Either way, it doesn't matter. Something has to be done. The Braves can't sit back and hope this offense fixes itself.
They can't afford keep relying on a non-competitive lineup -- one that's either last or near last in virtually every meaningful offensive category. They are going to have to make some hard decisions if they expect to make the playoffs again this year and keep the fans' interest.
It starts with the obvious ones. It's time to release Uggla and bench BJ Upton. Yes, that's easier to say when we're not the ones writing the checks or the ones responsible for those atrocious contracts. By the way, in fairness, not all the blame rests with general manager Frank Wren. While the final decisions rests with him, these were organizational moves presumably endorsed on several levels.
Their combined salaries for this season and 2015 is $56.5 million. They will still owe Upton $33.1 million for the final two years of his contract. It's tough to see that much money go to waste.
But it comes down to this. They're going to have to pay them either way. Forget trading either one of them. That is out of the question. So which is worse -- pay them to not play or continue losing?
Getting more production from second base and center field would boost the offense. The logical first step is to promote from within. Jordan Schafer has earned a shot in center field, just as Tyler Pastornicky is getting one at second base.
If that doesn't work, the next step is to make an even tougher decision. How much longer will they wait Heyward to become an All-Star? His .228 batting average going into Tuesday night's game was a little misleading. That included an 8-for-59 start. Since then, Heyward has hit a decent .286. But the Braves need more power from him even if he is batting leadoff.

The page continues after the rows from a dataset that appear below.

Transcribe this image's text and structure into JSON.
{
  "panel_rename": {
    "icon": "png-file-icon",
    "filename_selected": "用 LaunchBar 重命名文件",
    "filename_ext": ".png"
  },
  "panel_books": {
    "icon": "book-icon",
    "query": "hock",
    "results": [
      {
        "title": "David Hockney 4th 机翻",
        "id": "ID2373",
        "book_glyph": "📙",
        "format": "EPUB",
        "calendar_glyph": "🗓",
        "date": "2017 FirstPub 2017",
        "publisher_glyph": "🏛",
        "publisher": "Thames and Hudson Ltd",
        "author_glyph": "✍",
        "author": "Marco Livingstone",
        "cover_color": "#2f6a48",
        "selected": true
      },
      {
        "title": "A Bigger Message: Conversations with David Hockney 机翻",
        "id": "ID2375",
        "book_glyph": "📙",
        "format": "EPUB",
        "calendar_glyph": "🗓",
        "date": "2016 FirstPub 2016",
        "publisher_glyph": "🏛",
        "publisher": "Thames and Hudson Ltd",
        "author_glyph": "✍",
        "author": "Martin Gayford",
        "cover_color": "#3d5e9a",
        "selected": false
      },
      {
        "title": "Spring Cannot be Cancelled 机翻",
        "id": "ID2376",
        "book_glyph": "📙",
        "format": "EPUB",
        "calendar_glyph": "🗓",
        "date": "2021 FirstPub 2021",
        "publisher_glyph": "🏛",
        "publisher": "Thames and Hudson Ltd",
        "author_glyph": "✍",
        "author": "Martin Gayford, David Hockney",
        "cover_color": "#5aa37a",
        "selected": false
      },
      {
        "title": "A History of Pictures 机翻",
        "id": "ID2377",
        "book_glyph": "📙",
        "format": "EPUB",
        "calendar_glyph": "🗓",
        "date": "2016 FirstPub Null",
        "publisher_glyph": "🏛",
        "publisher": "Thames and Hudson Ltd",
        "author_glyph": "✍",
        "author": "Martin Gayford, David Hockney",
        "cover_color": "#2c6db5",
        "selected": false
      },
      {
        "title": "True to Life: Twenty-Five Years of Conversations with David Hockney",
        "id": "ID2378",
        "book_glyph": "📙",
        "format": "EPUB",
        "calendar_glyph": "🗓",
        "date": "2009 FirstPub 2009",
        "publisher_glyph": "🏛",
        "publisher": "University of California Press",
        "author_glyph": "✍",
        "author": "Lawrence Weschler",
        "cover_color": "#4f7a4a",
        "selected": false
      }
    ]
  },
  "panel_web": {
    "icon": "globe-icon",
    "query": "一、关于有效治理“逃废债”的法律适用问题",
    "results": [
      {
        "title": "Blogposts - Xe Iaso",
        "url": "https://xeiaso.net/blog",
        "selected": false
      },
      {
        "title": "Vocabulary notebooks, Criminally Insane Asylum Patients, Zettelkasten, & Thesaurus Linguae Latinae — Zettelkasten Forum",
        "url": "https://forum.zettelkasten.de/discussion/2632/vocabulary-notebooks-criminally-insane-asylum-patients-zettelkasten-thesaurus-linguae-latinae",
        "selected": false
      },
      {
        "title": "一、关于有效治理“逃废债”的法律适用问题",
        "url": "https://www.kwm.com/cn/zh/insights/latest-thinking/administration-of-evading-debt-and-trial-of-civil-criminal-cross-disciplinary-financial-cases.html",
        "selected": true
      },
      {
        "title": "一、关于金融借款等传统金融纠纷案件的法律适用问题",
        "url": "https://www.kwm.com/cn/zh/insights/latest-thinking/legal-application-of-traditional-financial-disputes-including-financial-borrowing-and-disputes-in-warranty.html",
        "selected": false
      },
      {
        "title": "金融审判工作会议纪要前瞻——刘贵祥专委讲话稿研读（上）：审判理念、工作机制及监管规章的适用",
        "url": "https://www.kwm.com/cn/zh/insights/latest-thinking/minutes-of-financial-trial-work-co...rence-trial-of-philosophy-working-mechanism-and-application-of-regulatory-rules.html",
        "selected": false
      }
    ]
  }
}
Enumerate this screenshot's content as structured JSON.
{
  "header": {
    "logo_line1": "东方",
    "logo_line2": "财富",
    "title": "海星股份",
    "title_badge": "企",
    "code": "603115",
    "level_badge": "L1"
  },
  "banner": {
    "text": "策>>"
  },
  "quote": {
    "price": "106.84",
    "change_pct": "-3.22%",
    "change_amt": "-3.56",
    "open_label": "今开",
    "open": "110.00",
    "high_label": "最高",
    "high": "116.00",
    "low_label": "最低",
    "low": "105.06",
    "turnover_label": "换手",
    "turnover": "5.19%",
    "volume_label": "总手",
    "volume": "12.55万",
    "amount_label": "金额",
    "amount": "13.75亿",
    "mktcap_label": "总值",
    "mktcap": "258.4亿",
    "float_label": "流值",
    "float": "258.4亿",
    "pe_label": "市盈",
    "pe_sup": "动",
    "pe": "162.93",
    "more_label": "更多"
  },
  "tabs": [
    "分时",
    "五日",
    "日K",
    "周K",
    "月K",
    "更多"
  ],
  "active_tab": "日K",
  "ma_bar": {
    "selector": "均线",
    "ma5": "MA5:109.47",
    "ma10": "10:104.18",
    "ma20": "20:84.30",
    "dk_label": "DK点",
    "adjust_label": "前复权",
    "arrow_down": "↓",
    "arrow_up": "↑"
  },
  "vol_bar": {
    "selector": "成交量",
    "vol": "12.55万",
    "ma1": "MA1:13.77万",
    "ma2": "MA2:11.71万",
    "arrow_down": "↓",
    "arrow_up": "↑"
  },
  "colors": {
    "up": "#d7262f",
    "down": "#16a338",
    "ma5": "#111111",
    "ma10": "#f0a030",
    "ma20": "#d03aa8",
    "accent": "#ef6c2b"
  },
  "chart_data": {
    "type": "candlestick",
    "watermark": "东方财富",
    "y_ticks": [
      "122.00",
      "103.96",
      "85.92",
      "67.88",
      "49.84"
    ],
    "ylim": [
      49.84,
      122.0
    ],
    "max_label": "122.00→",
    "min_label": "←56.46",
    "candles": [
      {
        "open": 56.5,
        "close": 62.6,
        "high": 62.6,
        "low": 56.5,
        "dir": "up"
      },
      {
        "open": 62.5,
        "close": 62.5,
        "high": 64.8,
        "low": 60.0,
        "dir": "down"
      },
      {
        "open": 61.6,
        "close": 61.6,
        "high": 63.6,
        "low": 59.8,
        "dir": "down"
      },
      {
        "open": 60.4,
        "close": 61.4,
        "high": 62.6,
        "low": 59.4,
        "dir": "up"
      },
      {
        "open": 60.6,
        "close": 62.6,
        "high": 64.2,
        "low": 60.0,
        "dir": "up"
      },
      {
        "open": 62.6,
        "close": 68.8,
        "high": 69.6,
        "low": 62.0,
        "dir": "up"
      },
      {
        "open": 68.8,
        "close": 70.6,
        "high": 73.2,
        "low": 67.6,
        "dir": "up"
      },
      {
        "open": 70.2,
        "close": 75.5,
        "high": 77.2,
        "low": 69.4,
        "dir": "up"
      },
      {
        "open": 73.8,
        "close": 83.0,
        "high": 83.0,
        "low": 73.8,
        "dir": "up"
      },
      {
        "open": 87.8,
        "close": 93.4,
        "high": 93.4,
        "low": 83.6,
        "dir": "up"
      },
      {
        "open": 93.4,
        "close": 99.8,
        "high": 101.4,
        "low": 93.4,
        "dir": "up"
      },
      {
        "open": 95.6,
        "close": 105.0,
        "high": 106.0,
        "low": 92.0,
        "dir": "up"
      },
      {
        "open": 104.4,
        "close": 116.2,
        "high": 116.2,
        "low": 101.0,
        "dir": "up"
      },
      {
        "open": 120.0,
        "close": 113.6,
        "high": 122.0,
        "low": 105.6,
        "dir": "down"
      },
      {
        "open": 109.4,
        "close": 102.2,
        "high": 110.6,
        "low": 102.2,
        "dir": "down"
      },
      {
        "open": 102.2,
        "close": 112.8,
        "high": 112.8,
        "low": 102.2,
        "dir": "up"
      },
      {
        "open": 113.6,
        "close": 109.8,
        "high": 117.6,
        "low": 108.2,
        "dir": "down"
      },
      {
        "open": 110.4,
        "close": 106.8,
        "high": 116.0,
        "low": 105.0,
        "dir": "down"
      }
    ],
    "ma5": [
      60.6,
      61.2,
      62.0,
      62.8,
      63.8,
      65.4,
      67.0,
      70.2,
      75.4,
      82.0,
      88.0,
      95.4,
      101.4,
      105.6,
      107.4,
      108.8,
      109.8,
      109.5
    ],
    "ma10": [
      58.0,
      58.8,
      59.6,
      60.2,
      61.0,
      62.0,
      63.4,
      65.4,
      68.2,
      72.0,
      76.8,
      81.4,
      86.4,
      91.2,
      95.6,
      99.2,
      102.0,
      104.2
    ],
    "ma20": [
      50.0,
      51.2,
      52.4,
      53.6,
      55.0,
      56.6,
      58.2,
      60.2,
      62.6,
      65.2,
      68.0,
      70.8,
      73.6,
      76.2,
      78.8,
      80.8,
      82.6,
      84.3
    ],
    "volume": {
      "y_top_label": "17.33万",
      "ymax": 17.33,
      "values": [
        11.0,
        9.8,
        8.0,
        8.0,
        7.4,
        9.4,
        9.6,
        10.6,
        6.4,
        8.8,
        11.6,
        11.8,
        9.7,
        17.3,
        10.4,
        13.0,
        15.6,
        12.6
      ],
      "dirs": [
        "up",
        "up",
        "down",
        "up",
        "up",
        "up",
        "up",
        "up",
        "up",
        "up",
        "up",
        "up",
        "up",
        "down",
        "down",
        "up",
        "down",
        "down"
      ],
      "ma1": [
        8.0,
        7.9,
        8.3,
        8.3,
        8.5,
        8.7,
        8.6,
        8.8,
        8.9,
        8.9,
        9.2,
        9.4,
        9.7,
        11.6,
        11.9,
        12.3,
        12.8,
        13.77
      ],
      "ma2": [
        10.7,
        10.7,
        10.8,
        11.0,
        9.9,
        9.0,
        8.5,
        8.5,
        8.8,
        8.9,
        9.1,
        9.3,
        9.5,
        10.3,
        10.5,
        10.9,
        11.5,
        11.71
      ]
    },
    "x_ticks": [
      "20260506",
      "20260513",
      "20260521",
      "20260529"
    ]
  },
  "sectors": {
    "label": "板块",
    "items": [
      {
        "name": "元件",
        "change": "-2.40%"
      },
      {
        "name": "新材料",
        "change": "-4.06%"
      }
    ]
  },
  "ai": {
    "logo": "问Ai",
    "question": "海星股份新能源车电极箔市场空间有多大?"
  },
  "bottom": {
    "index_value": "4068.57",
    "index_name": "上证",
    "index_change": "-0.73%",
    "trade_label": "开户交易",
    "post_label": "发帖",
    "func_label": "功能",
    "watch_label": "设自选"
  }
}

In 2012, Heyward hit a career-high 27 home runs in 587 at-bats. That's one homer ever 21.7 at-bats. Last year, his power dropped to 14 homers in 383 at-bats, or one per 27.3 at-bats. This year, he's down to three homers in 162 at-bats, one every 54 at-bats. Right field is a power-producing position. If Heyward is going to sacrifice his power to be a leadoff hitter, they might as well move him to center field and shop for a right fielder. If they don't have room to add to the payroll, then they might have to shop Ervin Santana and his $14 million salary to make room for another bat.
Whatever it is, something must be done or losing their hold on first place won't be their biggest concern. They could lose fan support.
-- Guerry Clegg is an independent correspondent. You can write to him at firstname.lastname@example.org